▶ _ACTIVITY_: When the word "marimo" shows up in a line of the data below, copy that whole line.
++++ PROVIDED RECORDS ++++
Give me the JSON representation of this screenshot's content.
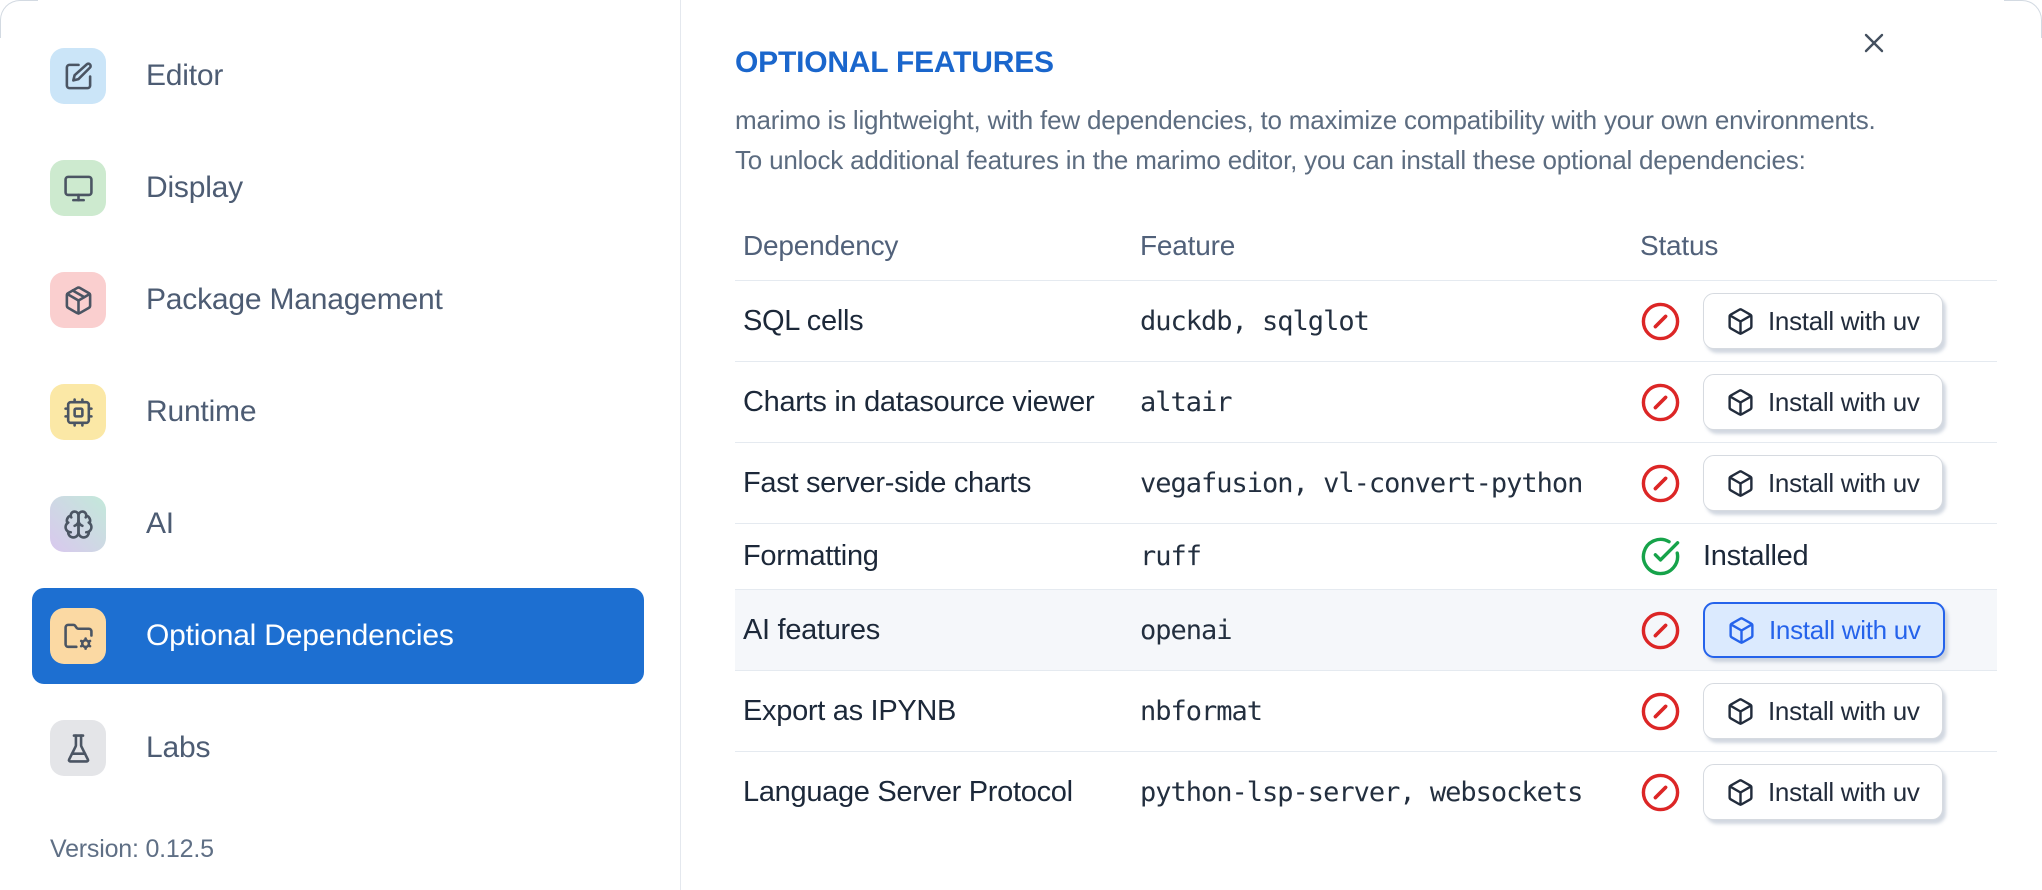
{
  "colors": {
    "accent_blue": "#1d6fd1",
    "title_blue": "#1a66cc",
    "error_red": "#dc2626",
    "success_green": "#16a34a",
    "highlight_button_bg": "#dbeafe",
    "highlight_button_border": "#2563eb",
    "row_highlight_bg": "#f5f7fa"
  },
  "icons": {
    "close": "x-icon",
    "status_missing": "circle-x-icon",
    "status_installed": "circle-check-icon",
    "install_button": "box-icon"
  },
  "sidebar": {
    "items": [
      {
        "label": "Editor",
        "icon": "square-pen",
        "tile_colors": [
          "#cbe5f8"
        ]
      },
      {
        "label": "Display",
        "icon": "monitor",
        "tile_colors": [
          "#cdeacf"
        ]
      },
      {
        "label": "Package Management",
        "icon": "package",
        "tile_colors": [
          "#facfcf"
        ]
      },
      {
        "label": "Runtime",
        "icon": "cpu",
        "tile_colors": [
          "#fbe8a6"
        ]
      },
      {
        "label": "AI",
        "icon": "brain",
        "tile_colors": [
          "#d9c8ee",
          "#c3e9da"
        ]
      },
      {
        "label": "Optional Dependencies",
        "icon": "folder-cog",
        "tile_colors": [
          "#fbd9a3"
        ],
        "selected": true
      },
      {
        "label": "Labs",
        "icon": "flask",
        "tile_colors": [
          "#e4e5e8"
        ]
      }
    ],
    "version_label": "Version: 0.12.5"
  },
  "panel": {
    "title": "OPTIONAL FEATURES",
    "description_lines": [
      "marimo is lightweight, with few dependencies, to maximize compatibility with your own environments.",
      "To unlock additional features in the marimo editor, you can install these optional dependencies:"
    ],
    "table": {
      "headers": [
        "Dependency",
        "Feature",
        "Status"
      ],
      "rows": [
        {
          "dependency": "SQL cells",
          "feature": "duckdb, sqlglot",
          "status": "missing",
          "action": "Install with uv"
        },
        {
          "dependency": "Charts in datasource viewer",
          "feature": "altair",
          "status": "missing",
          "action": "Install with uv"
        },
        {
          "dependency": "Fast server-side charts",
          "feature": "vegafusion, vl-convert-python",
          "status": "missing",
          "action": "Install with uv"
        },
        {
          "dependency": "Formatting",
          "feature": "ruff",
          "status": "installed",
          "status_label": "Installed"
        },
        {
          "dependency": "AI features",
          "feature": "openai",
          "status": "missing",
          "action": "Install with uv",
          "highlighted": true
        },
        {
          "dependency": "Export as IPYNB",
          "feature": "nbformat",
          "status": "missing",
          "action": "Install with uv"
        },
        {
          "dependency": "Language Server Protocol",
          "feature": "python-lsp-server, websockets",
          "status": "missing",
          "action": "Install with uv"
        }
      ]
    }
  }
}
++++
▶ _YOUR RESPONSE_:
      "marimo is lightweight, with few dependencies, to maximize compatibility with your own environments.",
      "To unlock additional features in the marimo editor, you can install these optional dependencies:"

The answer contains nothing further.